===== Given data

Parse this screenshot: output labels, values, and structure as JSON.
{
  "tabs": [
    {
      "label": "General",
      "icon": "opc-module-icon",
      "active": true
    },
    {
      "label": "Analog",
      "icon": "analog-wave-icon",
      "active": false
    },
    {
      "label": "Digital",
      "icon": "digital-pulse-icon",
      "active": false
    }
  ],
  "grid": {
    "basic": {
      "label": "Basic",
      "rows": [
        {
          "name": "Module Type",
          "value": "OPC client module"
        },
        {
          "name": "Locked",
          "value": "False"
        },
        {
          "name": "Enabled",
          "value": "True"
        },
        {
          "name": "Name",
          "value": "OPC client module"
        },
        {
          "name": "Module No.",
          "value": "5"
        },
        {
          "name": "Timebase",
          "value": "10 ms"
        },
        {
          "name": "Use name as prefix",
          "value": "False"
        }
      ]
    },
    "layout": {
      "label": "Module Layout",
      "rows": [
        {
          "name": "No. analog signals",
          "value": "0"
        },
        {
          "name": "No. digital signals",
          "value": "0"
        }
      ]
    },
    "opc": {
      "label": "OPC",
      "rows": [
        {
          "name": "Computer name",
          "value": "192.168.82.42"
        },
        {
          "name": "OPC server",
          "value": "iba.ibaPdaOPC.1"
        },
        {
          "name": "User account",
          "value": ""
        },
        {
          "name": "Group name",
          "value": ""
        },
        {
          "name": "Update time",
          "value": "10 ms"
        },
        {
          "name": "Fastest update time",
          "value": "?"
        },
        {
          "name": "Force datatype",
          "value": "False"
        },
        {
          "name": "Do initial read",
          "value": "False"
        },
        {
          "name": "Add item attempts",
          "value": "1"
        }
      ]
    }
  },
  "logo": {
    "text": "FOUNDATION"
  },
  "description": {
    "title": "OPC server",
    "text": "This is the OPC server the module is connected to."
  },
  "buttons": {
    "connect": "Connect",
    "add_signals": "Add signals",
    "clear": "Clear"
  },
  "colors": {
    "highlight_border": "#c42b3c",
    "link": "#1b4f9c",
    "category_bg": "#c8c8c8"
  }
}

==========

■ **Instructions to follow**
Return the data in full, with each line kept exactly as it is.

■ **Solution**
Parse this screenshot: output labels, values, and structure as JSON.
{
  "tabs": [
    {
      "label": "General",
      "icon": "opc-module-icon",
      "active": true
    },
    {
      "label": "Analog",
      "icon": "analog-wave-icon",
      "active": false
    },
    {
      "label": "Digital",
      "icon": "digital-pulse-icon",
      "active": false
    }
  ],
  "grid": {
    "basic": {
      "label": "Basic",
      "rows": [
        {
          "name": "Module Type",
          "value": "OPC client module"
        },
        {
          "name": "Locked",
          "value": "False"
        },
        {
          "name": "Enabled",
          "value": "True"
        },
        {
          "name": "Name",
          "value": "OPC client module"
        },
        {
          "name": "Module No.",
          "value": "5"
        },
        {
          "name": "Timebase",
          "value": "10 ms"
        },
        {
          "name": "Use name as prefix",
          "value": "False"
        }
      ]
    },
    "layout": {
      "label": "Module Layout",
      "rows": [
        {
          "name": "No. analog signals",
          "value": "0"
        },
        {
          "name": "No. digital signals",
          "value": "0"
        }
      ]
    },
    "opc": {
      "label": "OPC",
      "rows": [
        {
          "name": "Computer name",
          "value": "192.168.82.42"
        },
        {
          "name": "OPC server",
          "value": "iba.ibaPdaOPC.1"
        },
        {
          "name": "User account",
          "value": ""
        },
        {
          "name": "Group name",
          "value": ""
        },
        {
          "name": "Update time",
          "value": "10 ms"
        },
        {
          "name": "Fastest update time",
          "value": "?"
        },
        {
          "name": "Force datatype",
          "value": "False"
        },
        {
          "name": "Do initial read",
          "value": "False"
        },
        {
          "name": "Add item attempts",
          "value": "1"
        }
      ]
    }
  },
  "logo": {
    "text": "FOUNDATION"
  },
  "description": {
    "title": "OPC server",
    "text": "This is the OPC server the module is connected to."
  },
  "buttons": {
    "connect": "Connect",
    "add_signals": "Add signals",
    "clear": "Clear"
  },
  "colors": {
    "highlight_border": "#c42b3c",
    "link": "#1b4f9c",
    "category_bg": "#c8c8c8"
  }
}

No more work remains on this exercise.